(Website and app data records)
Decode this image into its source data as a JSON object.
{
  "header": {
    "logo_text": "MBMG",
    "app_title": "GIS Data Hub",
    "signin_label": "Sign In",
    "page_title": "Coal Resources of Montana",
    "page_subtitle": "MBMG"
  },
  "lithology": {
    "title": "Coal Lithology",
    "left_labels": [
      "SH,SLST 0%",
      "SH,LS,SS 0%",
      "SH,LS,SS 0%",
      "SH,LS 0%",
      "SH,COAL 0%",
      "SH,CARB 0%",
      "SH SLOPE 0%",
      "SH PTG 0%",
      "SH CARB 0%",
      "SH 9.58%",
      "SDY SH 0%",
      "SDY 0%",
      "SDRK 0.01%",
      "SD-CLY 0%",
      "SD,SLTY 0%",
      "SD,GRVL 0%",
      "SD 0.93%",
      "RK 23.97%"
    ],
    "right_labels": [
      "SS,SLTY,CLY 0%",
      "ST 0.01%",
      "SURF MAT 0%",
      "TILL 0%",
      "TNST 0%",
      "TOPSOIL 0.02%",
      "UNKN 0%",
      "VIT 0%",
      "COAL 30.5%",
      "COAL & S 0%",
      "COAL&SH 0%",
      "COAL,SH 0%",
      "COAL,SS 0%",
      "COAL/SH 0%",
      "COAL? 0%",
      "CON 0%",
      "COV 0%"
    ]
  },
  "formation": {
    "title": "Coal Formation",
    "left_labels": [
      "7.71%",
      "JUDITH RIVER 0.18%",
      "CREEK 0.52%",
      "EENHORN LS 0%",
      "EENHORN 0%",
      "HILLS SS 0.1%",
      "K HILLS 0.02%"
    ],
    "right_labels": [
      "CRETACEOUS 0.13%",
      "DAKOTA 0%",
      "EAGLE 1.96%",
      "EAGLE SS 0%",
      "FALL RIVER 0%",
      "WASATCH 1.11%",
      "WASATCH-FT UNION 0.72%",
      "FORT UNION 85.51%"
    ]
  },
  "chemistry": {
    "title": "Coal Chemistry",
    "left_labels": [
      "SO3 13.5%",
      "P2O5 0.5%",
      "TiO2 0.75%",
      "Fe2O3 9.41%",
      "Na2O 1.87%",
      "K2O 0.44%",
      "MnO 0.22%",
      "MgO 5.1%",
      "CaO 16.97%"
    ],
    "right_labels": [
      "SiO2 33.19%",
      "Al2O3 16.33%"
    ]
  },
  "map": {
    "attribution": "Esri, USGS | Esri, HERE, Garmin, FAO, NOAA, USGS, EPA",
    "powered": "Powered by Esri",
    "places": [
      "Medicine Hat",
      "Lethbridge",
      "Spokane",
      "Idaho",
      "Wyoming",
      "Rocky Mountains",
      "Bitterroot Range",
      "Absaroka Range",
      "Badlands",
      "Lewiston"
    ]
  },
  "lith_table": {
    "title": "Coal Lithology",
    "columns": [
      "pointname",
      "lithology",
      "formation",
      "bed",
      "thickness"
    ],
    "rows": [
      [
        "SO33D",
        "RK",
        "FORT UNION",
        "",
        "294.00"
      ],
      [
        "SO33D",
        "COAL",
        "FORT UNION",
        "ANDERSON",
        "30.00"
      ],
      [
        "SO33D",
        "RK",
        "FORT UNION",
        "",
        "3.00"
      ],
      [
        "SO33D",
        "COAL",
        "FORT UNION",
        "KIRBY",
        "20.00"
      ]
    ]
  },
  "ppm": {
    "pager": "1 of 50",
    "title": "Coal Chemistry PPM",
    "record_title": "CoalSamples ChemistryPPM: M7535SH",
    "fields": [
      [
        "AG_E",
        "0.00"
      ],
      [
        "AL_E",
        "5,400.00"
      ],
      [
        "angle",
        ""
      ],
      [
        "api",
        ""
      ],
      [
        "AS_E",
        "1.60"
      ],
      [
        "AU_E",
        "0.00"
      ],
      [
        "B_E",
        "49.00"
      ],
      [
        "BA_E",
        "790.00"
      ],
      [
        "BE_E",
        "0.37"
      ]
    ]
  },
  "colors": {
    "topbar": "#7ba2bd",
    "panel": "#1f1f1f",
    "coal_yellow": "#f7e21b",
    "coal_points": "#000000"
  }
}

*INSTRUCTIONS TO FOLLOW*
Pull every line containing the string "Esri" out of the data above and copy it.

*ANSWER BELOW*
    "attribution": "Esri, USGS | Esri, HERE, Garmin, FAO, NOAA, USGS, EPA",
    "powered": "Powered by Esri",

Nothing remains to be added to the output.